:: GOAL OF THE EXERCISE ::
Look through the entries below and count every line in which "Отчетность" appears; reply with the number only.

Dataset items
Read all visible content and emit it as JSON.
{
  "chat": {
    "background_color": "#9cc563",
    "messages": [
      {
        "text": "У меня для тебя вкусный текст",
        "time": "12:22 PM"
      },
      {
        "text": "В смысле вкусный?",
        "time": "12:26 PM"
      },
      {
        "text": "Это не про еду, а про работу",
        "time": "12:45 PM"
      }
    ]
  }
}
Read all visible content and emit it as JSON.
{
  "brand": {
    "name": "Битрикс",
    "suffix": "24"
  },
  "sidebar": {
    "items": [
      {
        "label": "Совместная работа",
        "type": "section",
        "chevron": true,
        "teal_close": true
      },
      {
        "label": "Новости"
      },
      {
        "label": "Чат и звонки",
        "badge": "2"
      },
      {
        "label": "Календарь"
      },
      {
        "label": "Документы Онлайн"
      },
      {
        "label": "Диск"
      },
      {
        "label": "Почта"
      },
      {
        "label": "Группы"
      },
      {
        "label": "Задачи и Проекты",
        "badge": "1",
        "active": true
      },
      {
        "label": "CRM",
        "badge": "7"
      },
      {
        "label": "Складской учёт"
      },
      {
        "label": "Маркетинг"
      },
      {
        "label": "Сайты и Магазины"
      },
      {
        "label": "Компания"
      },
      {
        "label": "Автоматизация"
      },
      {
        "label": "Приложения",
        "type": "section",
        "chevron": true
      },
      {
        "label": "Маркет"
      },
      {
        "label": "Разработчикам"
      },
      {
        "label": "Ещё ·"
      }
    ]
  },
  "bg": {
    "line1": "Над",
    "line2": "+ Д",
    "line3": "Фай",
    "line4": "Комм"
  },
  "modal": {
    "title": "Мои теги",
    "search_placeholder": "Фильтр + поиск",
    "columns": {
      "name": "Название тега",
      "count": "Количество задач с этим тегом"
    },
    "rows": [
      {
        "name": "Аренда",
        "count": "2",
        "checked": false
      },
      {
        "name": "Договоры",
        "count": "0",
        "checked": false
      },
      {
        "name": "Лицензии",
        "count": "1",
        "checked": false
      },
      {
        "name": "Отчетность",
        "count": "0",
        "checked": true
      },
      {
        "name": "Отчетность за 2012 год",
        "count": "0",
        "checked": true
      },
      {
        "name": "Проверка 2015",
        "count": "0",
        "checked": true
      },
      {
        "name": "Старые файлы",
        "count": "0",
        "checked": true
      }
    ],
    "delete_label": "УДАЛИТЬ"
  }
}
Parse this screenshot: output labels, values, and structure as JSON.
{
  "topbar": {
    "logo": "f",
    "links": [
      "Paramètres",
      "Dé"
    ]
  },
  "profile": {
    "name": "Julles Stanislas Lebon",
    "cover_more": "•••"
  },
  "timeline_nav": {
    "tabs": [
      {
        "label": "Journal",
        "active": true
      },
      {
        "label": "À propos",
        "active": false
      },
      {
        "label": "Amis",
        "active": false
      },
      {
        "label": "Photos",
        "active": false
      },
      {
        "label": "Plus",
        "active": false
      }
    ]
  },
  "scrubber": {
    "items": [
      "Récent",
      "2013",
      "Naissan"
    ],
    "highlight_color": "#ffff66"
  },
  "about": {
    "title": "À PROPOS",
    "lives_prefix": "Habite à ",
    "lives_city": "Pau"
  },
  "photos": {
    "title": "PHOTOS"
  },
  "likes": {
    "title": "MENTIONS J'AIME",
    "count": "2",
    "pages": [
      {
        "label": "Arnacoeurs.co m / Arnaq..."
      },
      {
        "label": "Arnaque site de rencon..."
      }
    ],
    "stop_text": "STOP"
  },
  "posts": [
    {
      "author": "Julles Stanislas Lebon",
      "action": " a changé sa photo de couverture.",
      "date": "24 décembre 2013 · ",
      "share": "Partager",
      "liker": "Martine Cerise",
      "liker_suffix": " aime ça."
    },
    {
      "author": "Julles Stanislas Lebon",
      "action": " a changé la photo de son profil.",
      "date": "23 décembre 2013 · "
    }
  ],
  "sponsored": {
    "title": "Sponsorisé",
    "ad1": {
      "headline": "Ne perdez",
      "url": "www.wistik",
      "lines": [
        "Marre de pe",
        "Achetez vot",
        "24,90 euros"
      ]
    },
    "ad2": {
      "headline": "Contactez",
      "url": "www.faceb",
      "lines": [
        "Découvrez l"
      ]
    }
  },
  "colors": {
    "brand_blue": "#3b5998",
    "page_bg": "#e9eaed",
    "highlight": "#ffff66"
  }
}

:: WRITTEN SOLUTION ::
2